Mnuchin said that he wasn't concerned about other countries retaliating with higher taxes on U.S. exports or starting trade wars in response to the reciprocal tax proposal, but he indicated that the U.S. would renegotiate treaties with other countries so that they better benefit U.S. workers and companies.

As for reforming business taxation, Mnuchin emphasized that the plan the administration will come out with "is something that will be simple that companies will know how to incorporate."

The administration is also working to tamp down allegations that National Economic Council Director Gary Cohn on February 24 told a meeting of business executives that the White House did not support the House version of a border-adjustable tax. 

But the White House pushed back against that characterization, saying that Cohn's comment was taken out of context. "At no point during this conversation did Gary make a statement of support or opposition to the House border adjustability plan," the White House told Axios February 24.

Another Blueprint

The Trump administration will release an initial "blueprint" of its annual budget proposal March 16, with a more comprehensive budget to be released in early May, according to Office of Management and Budget Director Mick Mulvaney.

In the meantime, a draft version of the budget blueprint was sent to federal agencies February 27, Mulvaney said at a White House press briefing. The early version of the budget was sent to federal agency heads and consists of "the president's priorities as reflected in top-line discretionary spending."

Most notably, the draft budget increases discretionary defense spending by $54 billion while cutting non-defense discretionary spending by an equal amount -- though Mulvaney did not specify if Treasury or the IRS would be included among the agencies whose budgets are cut. Mulvaney said the draft budget does not include tax policies, revenue projections, entitlement reforms, or other specifics. Those details will be included in the comprehensive budget to be released in May, he said.

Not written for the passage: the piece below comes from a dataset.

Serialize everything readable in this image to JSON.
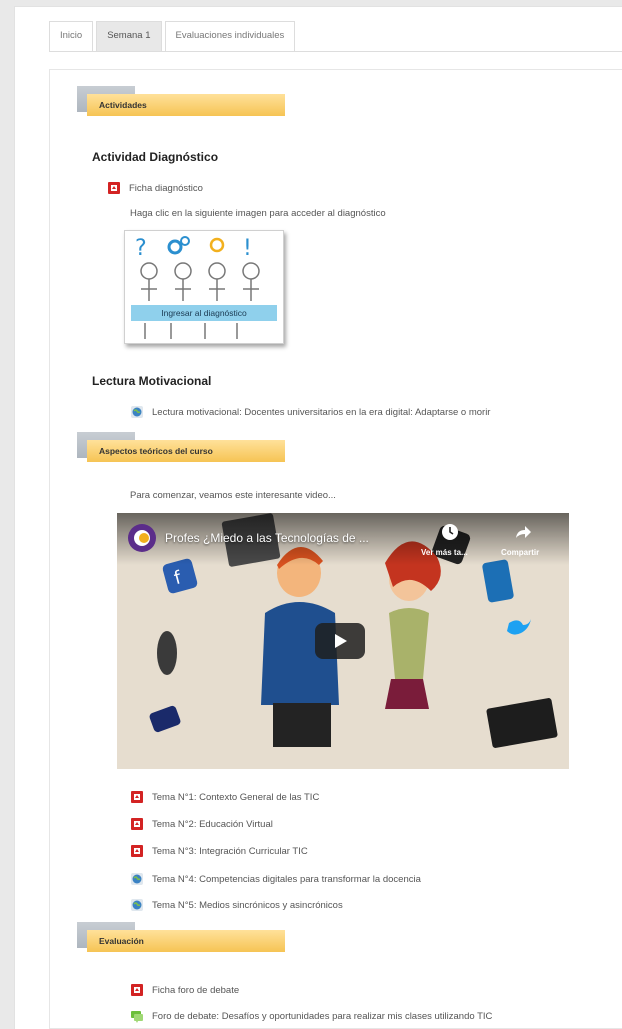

Agency heads will still have the opportunity to respond to the administration's suggested budget cuts and make the case for why a particular program or office should "stay in existence" before the White House finalizes its budget, Mulvaney added.